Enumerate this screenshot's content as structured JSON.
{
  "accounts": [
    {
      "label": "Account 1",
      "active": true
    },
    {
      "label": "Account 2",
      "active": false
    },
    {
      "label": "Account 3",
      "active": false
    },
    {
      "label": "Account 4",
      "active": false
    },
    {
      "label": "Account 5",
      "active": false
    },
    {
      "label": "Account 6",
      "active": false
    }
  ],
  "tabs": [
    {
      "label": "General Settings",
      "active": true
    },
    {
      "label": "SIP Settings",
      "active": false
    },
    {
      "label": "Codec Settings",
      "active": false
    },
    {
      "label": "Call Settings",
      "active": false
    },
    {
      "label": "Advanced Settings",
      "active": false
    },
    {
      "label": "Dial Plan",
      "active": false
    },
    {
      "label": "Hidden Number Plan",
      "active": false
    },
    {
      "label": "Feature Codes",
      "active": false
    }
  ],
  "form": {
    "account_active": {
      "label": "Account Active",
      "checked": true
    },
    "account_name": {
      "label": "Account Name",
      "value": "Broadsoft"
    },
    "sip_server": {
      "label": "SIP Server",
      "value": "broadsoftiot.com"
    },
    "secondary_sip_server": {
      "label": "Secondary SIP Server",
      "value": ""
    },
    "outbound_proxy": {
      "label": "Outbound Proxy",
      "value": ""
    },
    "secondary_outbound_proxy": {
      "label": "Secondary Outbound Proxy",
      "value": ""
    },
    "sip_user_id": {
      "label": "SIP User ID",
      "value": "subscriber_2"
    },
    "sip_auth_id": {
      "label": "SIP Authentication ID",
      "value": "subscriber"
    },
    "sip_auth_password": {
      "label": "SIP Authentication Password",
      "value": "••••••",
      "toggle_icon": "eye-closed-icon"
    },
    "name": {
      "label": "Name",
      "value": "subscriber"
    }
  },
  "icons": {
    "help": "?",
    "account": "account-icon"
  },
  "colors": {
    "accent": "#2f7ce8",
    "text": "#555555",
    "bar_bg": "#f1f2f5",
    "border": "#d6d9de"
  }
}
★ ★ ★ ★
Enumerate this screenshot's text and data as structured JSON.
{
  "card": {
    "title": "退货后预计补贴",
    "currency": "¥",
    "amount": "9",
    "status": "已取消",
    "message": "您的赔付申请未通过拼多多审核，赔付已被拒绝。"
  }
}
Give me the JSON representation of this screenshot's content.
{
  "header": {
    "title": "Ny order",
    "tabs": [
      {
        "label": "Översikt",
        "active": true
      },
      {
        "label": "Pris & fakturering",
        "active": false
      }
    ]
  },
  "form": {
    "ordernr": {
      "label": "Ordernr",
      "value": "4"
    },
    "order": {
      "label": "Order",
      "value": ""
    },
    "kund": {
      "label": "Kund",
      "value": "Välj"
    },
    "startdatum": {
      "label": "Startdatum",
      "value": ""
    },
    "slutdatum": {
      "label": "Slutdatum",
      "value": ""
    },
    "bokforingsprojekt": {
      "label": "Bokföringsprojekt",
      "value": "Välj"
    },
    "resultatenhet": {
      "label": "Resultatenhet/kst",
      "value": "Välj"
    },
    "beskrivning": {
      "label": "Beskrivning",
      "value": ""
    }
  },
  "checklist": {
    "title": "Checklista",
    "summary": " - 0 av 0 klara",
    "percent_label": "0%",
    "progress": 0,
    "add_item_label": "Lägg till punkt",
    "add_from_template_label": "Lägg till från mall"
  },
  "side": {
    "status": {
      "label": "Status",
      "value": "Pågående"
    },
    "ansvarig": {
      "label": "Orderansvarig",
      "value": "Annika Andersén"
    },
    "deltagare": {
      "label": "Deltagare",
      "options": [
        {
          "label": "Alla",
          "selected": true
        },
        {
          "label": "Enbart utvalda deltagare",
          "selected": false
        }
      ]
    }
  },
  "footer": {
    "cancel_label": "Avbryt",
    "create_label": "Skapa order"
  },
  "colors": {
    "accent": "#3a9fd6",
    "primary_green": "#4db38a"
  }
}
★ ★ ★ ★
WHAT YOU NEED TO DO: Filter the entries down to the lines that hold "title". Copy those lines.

SOLUTION BELOW:
    "title": "退货后预计补贴",
    "title": "Ny order",
    "title": "Checklista",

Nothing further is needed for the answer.